Entries from a dataset of interfaces

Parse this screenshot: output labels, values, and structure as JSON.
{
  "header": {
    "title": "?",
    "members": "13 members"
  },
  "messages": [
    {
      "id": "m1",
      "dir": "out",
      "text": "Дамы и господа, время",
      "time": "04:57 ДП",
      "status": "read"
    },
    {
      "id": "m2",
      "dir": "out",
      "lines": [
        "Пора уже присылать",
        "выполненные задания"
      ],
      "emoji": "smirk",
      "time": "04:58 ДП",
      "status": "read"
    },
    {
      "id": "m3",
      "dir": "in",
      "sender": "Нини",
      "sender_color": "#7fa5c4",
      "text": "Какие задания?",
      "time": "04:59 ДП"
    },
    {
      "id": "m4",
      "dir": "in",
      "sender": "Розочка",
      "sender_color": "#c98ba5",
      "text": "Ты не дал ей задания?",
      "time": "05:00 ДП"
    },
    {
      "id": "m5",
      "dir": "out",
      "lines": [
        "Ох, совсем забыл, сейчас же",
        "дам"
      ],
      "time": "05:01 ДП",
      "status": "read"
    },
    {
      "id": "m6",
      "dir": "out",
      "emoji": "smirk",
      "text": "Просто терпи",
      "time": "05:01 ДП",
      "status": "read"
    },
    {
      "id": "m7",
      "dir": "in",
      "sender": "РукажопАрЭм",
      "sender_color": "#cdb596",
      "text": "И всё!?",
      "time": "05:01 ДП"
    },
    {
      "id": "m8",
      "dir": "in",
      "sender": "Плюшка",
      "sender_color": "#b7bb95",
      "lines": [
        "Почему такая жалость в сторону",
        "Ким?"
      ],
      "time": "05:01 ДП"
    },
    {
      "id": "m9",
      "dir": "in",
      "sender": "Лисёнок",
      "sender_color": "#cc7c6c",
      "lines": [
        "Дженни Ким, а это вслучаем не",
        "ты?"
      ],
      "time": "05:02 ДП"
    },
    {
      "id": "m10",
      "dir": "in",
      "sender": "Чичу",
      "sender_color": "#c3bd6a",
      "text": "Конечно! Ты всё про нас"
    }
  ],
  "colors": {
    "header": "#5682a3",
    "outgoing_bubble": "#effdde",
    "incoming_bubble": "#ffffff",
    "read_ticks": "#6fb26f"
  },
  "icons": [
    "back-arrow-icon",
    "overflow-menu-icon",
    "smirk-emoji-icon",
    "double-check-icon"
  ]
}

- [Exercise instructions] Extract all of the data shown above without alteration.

- [Solution to this exercise]
Parse this screenshot: output labels, values, and structure as JSON.
{
  "header": {
    "title": "?",
    "members": "13 members"
  },
  "messages": [
    {
      "id": "m1",
      "dir": "out",
      "text": "Дамы и господа, время",
      "time": "04:57 ДП",
      "status": "read"
    },
    {
      "id": "m2",
      "dir": "out",
      "lines": [
        "Пора уже присылать",
        "выполненные задания"
      ],
      "emoji": "smirk",
      "time": "04:58 ДП",
      "status": "read"
    },
    {
      "id": "m3",
      "dir": "in",
      "sender": "Нини",
      "sender_color": "#7fa5c4",
      "text": "Какие задания?",
      "time": "04:59 ДП"
    },
    {
      "id": "m4",
      "dir": "in",
      "sender": "Розочка",
      "sender_color": "#c98ba5",
      "text": "Ты не дал ей задания?",
      "time": "05:00 ДП"
    },
    {
      "id": "m5",
      "dir": "out",
      "lines": [
        "Ох, совсем забыл, сейчас же",
        "дам"
      ],
      "time": "05:01 ДП",
      "status": "read"
    },
    {
      "id": "m6",
      "dir": "out",
      "emoji": "smirk",
      "text": "Просто терпи",
      "time": "05:01 ДП",
      "status": "read"
    },
    {
      "id": "m7",
      "dir": "in",
      "sender": "РукажопАрЭм",
      "sender_color": "#cdb596",
      "text": "И всё!?",
      "time": "05:01 ДП"
    },
    {
      "id": "m8",
      "dir": "in",
      "sender": "Плюшка",
      "sender_color": "#b7bb95",
      "lines": [
        "Почему такая жалость в сторону",
        "Ким?"
      ],
      "time": "05:01 ДП"
    },
    {
      "id": "m9",
      "dir": "in",
      "sender": "Лисёнок",
      "sender_color": "#cc7c6c",
      "lines": [
        "Дженни Ким, а это вслучаем не",
        "ты?"
      ],
      "time": "05:02 ДП"
    },
    {
      "id": "m10",
      "dir": "in",
      "sender": "Чичу",
      "sender_color": "#c3bd6a",
      "text": "Конечно! Ты всё про нас"
    }
  ],
  "colors": {
    "header": "#5682a3",
    "outgoing_bubble": "#effdde",
    "incoming_bubble": "#ffffff",
    "read_ticks": "#6fb26f"
  },
  "icons": [
    "back-arrow-icon",
    "overflow-menu-icon",
    "smirk-emoji-icon",
    "double-check-icon"
  ]
}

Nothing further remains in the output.